U.S. Army Maj. Gen. Gordon Granger made that pronouncement 149 years ago today after arriving by boat in Galveston Bay with 1,800 Union troops.
His statement made it official that the 250,000 black Americans in Texas still being held in slavery had been granted their freedom. It was joyous news that traveled across the state in the weeks that followed, causing many former bondsmen to erupt into spontaneous celebrations.
Although the Emancipation Proclamation had been issued in September of 1862, to go into effect Jan. 1, 1863, Texans celebrated “Juneteenth” (a combination of June and nineteen) as their Freedom Day, which formally came two and a half months after the end of the Civil War.
The day didn’t become an official holiday in the state until 1980, but except for a few years during the 1960s — at the height of the Civil Rights Movement — black Texans have had annual celebrations of Juneteenth from the beginning.
With the holiday falling on a Thursday, this year’s celebrations cover an entire week that began last Saturday and conclude this weekend. The various activities include parades, picnics, ecumenical services, festivals and pageants.
No matter how you commemorate it, all Texans ought to pause to reflect on a time in our state’s history when the institution of slavery was a part of our culture. And for a hundred years after emancipation, black Texans, although no longer slaves, still had to fight for basic rights.
Though it has been a long struggle, much progress has been made since the day Granger read that executive order. Opportunities which were once unimaginable now exist for the descendants of those slaves freed in 1865, and yet we realize that there is still much work to be done.
Freedom.
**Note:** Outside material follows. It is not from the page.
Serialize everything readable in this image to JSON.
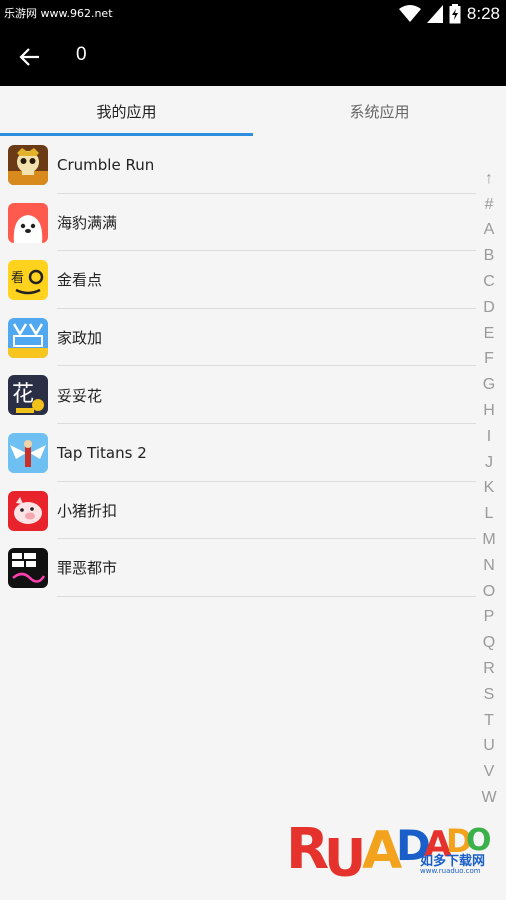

It’s hard to imagine a more precious gift, which is why all Texans should rejoice in celebration of this day.